Many forms of heart disease lead to reduced blood flow throughout your entire body, including the blood vessels in your inner ears. Since blood transports much-needed oxygen to your body's tissues, reduced blood flow to your inner ears can starve the hair cells in your inner ear called the cochlea of the oxygen they need to survive. As these cells gradually die off due to oxygen deprivation, it can lead to hearing loss.
This makes it very important to keep your heart disease under control for the sake of not only your heart health but also to preserve your good hearing.
If you smoke cigarettes, then you likely know that you should quit to protect yourself from lung cancer and the many other diseases smoking has been proven to cause. However, you may not know that smoking cigarettes can lead to hearing loss.
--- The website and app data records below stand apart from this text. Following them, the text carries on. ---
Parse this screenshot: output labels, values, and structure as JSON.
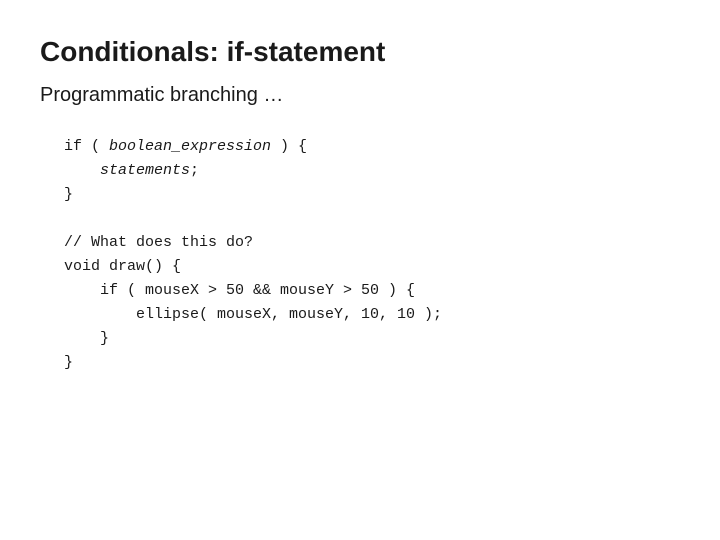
{
  "header": {
    "title": "Conditionals: if-statement"
  },
  "subtitle": "Programmatic branching …",
  "code_section1": {
    "lines": [
      "if ( boolean_expression ) {",
      "    statements;",
      "}"
    ]
  },
  "code_section2": {
    "lines": [
      "// What does this do?",
      "void draw() {",
      "    if ( mouseX > 50 && mouseY > 50 ) {",
      "        ellipse( mouseX, mouseY, 10, 10 );",
      "    }",
      "}"
    ]
  }
}
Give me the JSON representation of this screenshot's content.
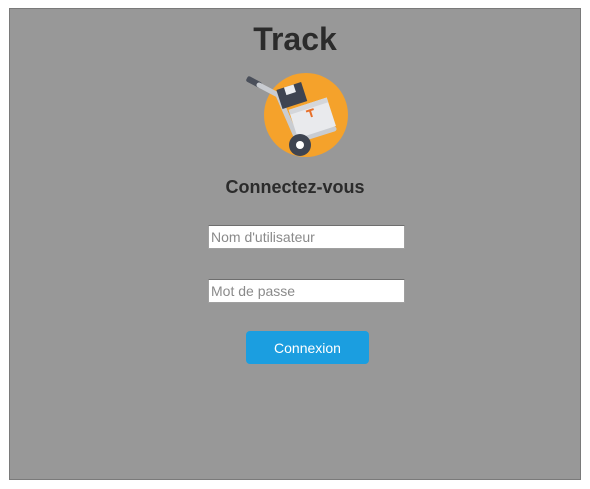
{
  "app": {
    "title": "Track",
    "logo_icon": "hand-truck-icon"
  },
  "login": {
    "heading": "Connectez-vous",
    "username_placeholder": "Nom d'utilisateur",
    "username_value": "",
    "password_placeholder": "Mot de passe",
    "password_value": "",
    "submit_label": "Connexion"
  },
  "colors": {
    "panel_background": "#989898",
    "button": "#1b9ee0",
    "logo_circle": "#f5a22b",
    "text": "#2b2b2b"
  }
}
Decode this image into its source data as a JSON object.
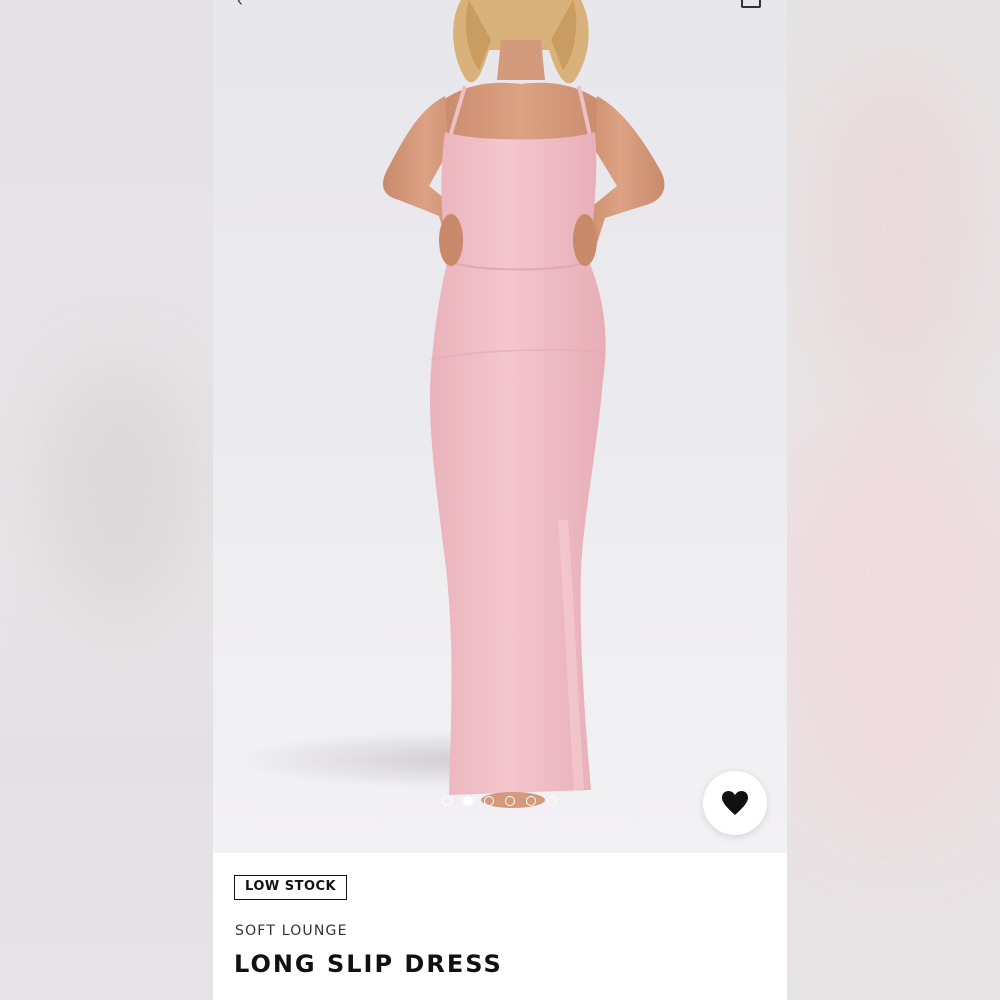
{
  "product": {
    "stock_badge": "LOW STOCK",
    "brand": "SOFT LOUNGE",
    "name": "LONG SLIP DRESS",
    "dress_color": "#f2c2c9"
  },
  "gallery": {
    "image_count": 6,
    "active_index": 1
  },
  "icons": {
    "back": "back-arrow-icon",
    "share": "share-icon",
    "favorite": "heart-icon"
  },
  "colors": {
    "accent": "#111111",
    "background": "#ffffff"
  }
}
A study conducted revealed that cigarette smokers are 70 percent more likely to suffer from hearing loss than those who do not smoke.
In addition, even if you do not smoke, if you live with a smoker and frequently inhale second-hand smoke, you may also be more prone to developing hearing loss in the future.
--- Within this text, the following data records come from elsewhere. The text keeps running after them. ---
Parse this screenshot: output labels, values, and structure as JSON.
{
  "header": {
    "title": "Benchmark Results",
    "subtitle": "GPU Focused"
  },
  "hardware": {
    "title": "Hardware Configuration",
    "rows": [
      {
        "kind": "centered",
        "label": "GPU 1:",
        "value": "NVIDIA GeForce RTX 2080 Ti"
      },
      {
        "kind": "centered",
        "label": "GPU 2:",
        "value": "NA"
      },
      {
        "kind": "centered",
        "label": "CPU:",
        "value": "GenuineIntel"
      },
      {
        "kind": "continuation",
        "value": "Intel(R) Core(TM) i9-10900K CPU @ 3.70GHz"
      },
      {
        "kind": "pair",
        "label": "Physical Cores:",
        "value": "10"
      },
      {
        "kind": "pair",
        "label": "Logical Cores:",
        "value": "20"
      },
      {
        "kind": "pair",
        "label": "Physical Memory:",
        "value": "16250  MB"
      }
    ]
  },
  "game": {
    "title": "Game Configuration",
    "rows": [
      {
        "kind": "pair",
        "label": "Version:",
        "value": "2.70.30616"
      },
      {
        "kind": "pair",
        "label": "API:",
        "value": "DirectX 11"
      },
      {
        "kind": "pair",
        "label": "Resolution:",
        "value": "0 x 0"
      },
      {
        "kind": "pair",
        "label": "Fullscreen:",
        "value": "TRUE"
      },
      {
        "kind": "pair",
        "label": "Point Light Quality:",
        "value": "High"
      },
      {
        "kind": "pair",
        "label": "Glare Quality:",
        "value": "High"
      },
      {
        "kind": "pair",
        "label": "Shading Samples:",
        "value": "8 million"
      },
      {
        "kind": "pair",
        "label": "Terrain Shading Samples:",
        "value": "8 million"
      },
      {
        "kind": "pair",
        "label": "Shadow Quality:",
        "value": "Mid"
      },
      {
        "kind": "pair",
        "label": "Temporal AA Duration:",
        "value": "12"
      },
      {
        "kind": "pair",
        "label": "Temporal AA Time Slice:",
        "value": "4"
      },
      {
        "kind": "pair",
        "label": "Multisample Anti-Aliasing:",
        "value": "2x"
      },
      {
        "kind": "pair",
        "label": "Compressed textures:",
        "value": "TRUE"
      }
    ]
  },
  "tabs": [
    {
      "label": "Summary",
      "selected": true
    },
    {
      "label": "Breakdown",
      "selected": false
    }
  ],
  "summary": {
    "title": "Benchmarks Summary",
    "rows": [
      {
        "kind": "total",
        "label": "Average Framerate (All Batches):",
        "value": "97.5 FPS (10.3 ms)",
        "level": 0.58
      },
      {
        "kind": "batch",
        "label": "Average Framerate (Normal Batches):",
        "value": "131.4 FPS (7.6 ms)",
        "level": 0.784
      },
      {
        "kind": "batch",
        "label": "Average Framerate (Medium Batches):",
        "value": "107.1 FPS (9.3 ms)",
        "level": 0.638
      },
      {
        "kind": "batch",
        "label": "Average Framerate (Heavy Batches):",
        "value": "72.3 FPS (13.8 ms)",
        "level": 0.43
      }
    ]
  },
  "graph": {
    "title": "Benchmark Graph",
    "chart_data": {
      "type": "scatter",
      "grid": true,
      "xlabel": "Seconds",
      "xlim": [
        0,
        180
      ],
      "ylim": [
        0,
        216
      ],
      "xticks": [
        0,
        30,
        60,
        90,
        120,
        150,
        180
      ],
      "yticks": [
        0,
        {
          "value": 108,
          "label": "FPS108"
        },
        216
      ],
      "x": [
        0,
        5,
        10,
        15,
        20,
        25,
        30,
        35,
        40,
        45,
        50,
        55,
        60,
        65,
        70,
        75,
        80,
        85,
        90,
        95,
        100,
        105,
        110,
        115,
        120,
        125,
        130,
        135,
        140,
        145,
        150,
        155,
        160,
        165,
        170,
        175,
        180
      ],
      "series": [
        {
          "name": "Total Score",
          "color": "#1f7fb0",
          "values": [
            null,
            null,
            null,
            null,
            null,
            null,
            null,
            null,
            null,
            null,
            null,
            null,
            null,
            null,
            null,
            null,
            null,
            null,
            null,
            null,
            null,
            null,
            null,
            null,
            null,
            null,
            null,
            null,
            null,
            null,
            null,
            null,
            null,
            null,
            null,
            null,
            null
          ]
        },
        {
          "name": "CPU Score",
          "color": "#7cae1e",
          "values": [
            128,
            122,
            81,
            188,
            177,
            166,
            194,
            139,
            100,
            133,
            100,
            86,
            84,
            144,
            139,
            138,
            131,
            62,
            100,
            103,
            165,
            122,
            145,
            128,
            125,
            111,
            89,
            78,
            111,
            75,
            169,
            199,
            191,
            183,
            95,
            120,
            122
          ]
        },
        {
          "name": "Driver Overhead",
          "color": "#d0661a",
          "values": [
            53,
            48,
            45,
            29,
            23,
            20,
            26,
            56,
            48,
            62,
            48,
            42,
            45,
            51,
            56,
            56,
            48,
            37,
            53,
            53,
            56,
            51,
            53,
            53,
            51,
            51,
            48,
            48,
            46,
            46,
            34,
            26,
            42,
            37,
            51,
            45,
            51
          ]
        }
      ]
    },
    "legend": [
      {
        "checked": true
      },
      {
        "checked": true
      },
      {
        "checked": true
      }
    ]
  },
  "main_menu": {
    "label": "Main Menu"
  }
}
Smoking cigarettes affect your ear health in many ways. The nicotine and carbon monoxide in cigarette smoke constricts blood vessels in your entire body, leading to reduced blood supply to your tissues and cells, including those in your inner ear. This can starve the cochlea cells in your inner ears of oxygen, just as reduced blood flow from heart disease can.
In addition, inhaling the additional toxic chemicals in smoke causes DNA damage to your entire body, including your inner ears.
Quit today to protect your hearing, as well as your overall health.
3. Certain Medications
If you are one of the 70 percent of Americans who take at least one prescription medication or even just take over-the-counter medications on occasion, then you may not realize that some medications can contribute to hearing loss in some people.
Medications that can lead to hearing loss over time are called ototoxic medications. While some can cause an alarming temporary loss of hearing only while the medication is being taken, others can cause permanent hearing loss that persists even after you stop taking the medication.
There are about 200 ototoxic medications that have been identified. Most prescription ototoxic medications are used to treat heart failure, hypertension, and cancer, although an antibiotic class called aminoglycosides can also be ototoxic. Speak to your doctor to determine if the specific prescription medication you take is ototoxic and if so, ask if there is an alternative that will help control your disease just as well without potentially damaging your hearing.
Over-the-counter NSAIDs, including naproxen sodium and ibuprofen, can also be ototoxic, along with aspirin taken in very high dosages.
There are many more hearing loss risk factors than you may realize. If one of these risk factors applies to you, then take steps to eliminate the risk factor if you can, and if you cannot, be sure to have your hearing tested on a regular basis. Contact the House of Hearing Inc. to schedule a hearing exam today.